What you have to do
Copy the records below exactly. Include all of them.

Exercise data
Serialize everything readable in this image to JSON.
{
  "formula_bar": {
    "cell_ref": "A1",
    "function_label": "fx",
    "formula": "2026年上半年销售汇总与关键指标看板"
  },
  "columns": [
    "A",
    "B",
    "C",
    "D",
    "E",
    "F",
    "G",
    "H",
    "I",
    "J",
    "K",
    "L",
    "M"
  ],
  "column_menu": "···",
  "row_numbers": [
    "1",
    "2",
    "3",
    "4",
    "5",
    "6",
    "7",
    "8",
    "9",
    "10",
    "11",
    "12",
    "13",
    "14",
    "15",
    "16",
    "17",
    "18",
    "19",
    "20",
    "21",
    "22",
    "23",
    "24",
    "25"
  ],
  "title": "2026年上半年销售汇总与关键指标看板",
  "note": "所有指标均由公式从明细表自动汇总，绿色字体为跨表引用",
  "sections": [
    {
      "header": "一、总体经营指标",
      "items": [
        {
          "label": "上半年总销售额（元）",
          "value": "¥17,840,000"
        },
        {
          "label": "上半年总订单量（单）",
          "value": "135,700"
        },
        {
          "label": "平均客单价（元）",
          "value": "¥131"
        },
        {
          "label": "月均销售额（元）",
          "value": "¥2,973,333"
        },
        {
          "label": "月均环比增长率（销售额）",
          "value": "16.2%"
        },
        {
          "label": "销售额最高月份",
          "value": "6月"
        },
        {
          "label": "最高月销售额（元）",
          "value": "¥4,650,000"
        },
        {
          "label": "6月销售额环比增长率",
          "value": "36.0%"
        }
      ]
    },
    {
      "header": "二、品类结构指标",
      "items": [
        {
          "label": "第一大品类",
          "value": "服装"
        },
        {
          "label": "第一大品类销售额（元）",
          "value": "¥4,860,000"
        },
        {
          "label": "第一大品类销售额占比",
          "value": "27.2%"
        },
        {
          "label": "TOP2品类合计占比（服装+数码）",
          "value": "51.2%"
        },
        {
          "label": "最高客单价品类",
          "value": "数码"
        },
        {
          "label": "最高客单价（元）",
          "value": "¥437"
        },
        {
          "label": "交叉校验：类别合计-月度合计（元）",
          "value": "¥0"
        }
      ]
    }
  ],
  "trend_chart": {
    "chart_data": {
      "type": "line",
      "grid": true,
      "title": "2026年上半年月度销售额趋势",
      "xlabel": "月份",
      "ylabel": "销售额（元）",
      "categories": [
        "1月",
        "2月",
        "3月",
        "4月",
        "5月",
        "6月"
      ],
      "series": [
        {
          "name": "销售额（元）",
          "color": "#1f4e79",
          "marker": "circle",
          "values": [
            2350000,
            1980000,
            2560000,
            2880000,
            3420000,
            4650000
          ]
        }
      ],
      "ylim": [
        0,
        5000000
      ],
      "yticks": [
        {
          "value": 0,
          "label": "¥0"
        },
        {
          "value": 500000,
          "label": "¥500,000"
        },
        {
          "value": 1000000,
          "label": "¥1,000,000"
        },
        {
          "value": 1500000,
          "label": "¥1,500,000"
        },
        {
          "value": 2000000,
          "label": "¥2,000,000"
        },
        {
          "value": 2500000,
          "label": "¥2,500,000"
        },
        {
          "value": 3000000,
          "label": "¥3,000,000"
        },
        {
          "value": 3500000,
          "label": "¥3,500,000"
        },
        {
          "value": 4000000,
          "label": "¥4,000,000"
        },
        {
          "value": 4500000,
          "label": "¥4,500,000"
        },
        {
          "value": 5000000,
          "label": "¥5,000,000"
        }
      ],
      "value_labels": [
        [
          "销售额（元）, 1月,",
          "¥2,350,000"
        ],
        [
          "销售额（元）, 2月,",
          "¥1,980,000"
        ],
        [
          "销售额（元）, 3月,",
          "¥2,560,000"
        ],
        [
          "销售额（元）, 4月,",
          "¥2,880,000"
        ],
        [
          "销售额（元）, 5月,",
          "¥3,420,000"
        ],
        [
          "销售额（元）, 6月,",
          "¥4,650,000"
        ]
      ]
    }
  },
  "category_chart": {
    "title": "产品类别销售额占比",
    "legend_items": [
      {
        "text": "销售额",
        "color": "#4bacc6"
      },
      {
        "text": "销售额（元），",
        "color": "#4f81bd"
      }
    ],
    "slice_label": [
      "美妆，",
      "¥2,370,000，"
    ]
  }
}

Response to the task
Serialize everything readable in this image to JSON.
{
  "formula_bar": {
    "cell_ref": "A1",
    "function_label": "fx",
    "formula": "2026年上半年销售汇总与关键指标看板"
  },
  "columns": [
    "A",
    "B",
    "C",
    "D",
    "E",
    "F",
    "G",
    "H",
    "I",
    "J",
    "K",
    "L",
    "M"
  ],
  "column_menu": "···",
  "row_numbers": [
    "1",
    "2",
    "3",
    "4",
    "5",
    "6",
    "7",
    "8",
    "9",
    "10",
    "11",
    "12",
    "13",
    "14",
    "15",
    "16",
    "17",
    "18",
    "19",
    "20",
    "21",
    "22",
    "23",
    "24",
    "25"
  ],
  "title": "2026年上半年销售汇总与关键指标看板",
  "note": "所有指标均由公式从明细表自动汇总，绿色字体为跨表引用",
  "sections": [
    {
      "header": "一、总体经营指标",
      "items": [
        {
          "label": "上半年总销售额（元）",
          "value": "¥17,840,000"
        },
        {
          "label": "上半年总订单量（单）",
          "value": "135,700"
        },
        {
          "label": "平均客单价（元）",
          "value": "¥131"
        },
        {
          "label": "月均销售额（元）",
          "value": "¥2,973,333"
        },
        {
          "label": "月均环比增长率（销售额）",
          "value": "16.2%"
        },
        {
          "label": "销售额最高月份",
          "value": "6月"
        },
        {
          "label": "最高月销售额（元）",
          "value": "¥4,650,000"
        },
        {
          "label": "6月销售额环比增长率",
          "value": "36.0%"
        }
      ]
    },
    {
      "header": "二、品类结构指标",
      "items": [
        {
          "label": "第一大品类",
          "value": "服装"
        },
        {
          "label": "第一大品类销售额（元）",
          "value": "¥4,860,000"
        },
        {
          "label": "第一大品类销售额占比",
          "value": "27.2%"
        },
        {
          "label": "TOP2品类合计占比（服装+数码）",
          "value": "51.2%"
        },
        {
          "label": "最高客单价品类",
          "value": "数码"
        },
        {
          "label": "最高客单价（元）",
          "value": "¥437"
        },
        {
          "label": "交叉校验：类别合计-月度合计（元）",
          "value": "¥0"
        }
      ]
    }
  ],
  "trend_chart": {
    "chart_data": {
      "type": "line",
      "grid": true,
      "title": "2026年上半年月度销售额趋势",
      "xlabel": "月份",
      "ylabel": "销售额（元）",
      "categories": [
        "1月",
        "2月",
        "3月",
        "4月",
        "5月",
        "6月"
      ],
      "series": [
        {
          "name": "销售额（元）",
          "color": "#1f4e79",
          "marker": "circle",
          "values": [
            2350000,
            1980000,
            2560000,
            2880000,
            3420000,
            4650000
          ]
        }
      ],
      "ylim": [
        0,
        5000000
      ],
      "yticks": [
        {
          "value": 0,
          "label": "¥0"
        },
        {
          "value": 500000,
          "label": "¥500,000"
        },
        {
          "value": 1000000,
          "label": "¥1,000,000"
        },
        {
          "value": 1500000,
          "label": "¥1,500,000"
        },
        {
          "value": 2000000,
          "label": "¥2,000,000"
        },
        {
          "value": 2500000,
          "label": "¥2,500,000"
        },
        {
          "value": 3000000,
          "label": "¥3,000,000"
        },
        {
          "value": 3500000,
          "label": "¥3,500,000"
        },
        {
          "value": 4000000,
          "label": "¥4,000,000"
        },
        {
          "value": 4500000,
          "label": "¥4,500,000"
        },
        {
          "value": 5000000,
          "label": "¥5,000,000"
        }
      ],
      "value_labels": [
        [
          "销售额（元）, 1月,",
          "¥2,350,000"
        ],
        [
          "销售额（元）, 2月,",
          "¥1,980,000"
        ],
        [
          "销售额（元）, 3月,",
          "¥2,560,000"
        ],
        [
          "销售额（元）, 4月,",
          "¥2,880,000"
        ],
        [
          "销售额（元）, 5月,",
          "¥3,420,000"
        ],
        [
          "销售额（元）, 6月,",
          "¥4,650,000"
        ]
      ]
    }
  },
  "category_chart": {
    "title": "产品类别销售额占比",
    "legend_items": [
      {
        "text": "销售额",
        "color": "#4bacc6"
      },
      {
        "text": "销售额（元），",
        "color": "#4f81bd"
      }
    ],
    "slice_label": [
      "美妆，",
      "¥2,370,000，"
    ]
  }
}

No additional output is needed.